■ EXERCISE INPUT:
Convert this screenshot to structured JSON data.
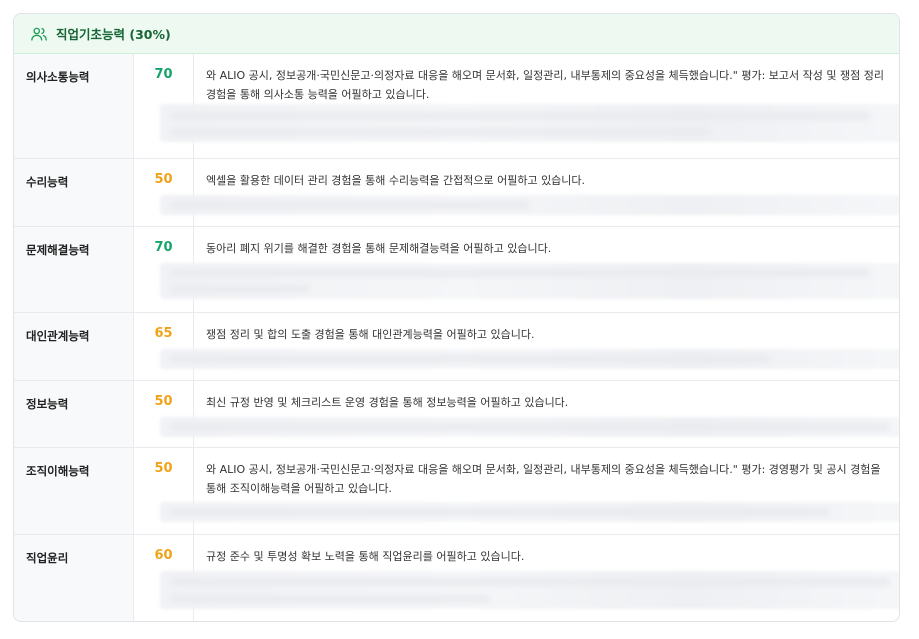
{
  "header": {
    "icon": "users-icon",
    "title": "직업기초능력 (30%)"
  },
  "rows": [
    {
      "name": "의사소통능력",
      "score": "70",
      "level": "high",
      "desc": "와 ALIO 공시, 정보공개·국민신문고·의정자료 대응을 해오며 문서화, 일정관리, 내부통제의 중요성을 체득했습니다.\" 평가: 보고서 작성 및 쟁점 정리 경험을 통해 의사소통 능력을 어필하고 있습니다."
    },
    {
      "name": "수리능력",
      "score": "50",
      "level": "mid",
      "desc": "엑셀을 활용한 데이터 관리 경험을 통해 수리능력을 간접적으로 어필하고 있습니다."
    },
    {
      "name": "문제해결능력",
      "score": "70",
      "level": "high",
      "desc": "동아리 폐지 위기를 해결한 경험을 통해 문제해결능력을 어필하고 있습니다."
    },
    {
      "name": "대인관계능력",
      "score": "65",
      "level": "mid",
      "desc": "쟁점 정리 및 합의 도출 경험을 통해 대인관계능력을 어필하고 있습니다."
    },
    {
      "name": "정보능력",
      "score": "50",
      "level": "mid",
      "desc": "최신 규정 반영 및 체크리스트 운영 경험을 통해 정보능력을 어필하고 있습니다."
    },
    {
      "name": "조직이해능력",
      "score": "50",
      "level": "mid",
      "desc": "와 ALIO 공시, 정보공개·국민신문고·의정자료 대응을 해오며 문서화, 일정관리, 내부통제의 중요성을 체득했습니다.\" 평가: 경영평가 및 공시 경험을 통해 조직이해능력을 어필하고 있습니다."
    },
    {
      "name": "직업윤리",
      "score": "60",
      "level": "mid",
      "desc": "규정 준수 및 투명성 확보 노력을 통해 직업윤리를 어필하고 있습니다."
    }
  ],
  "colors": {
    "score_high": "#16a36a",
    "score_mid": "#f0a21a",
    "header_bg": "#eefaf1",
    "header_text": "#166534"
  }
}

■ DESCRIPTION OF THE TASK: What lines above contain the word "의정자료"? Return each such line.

■ PROBLEM SOLUTION:
      "desc": "와 ALIO 공시, 정보공개·국민신문고·의정자료 대응을 해오며 문서화, 일정관리, 내부통제의 중요성을 체득했습니다.\" 평가: 보고서 작성 및 쟁점 정리 경험을 통해 의사소통 능력을 어필하고 있습니다."
      "desc": "와 ALIO 공시, 정보공개·국민신문고·의정자료 대응을 해오며 문서화, 일정관리, 내부통제의 중요성을 체득했습니다.\" 평가: 경영평가 및 공시 경험을 통해 조직이해능력을 어필하고 있습니다."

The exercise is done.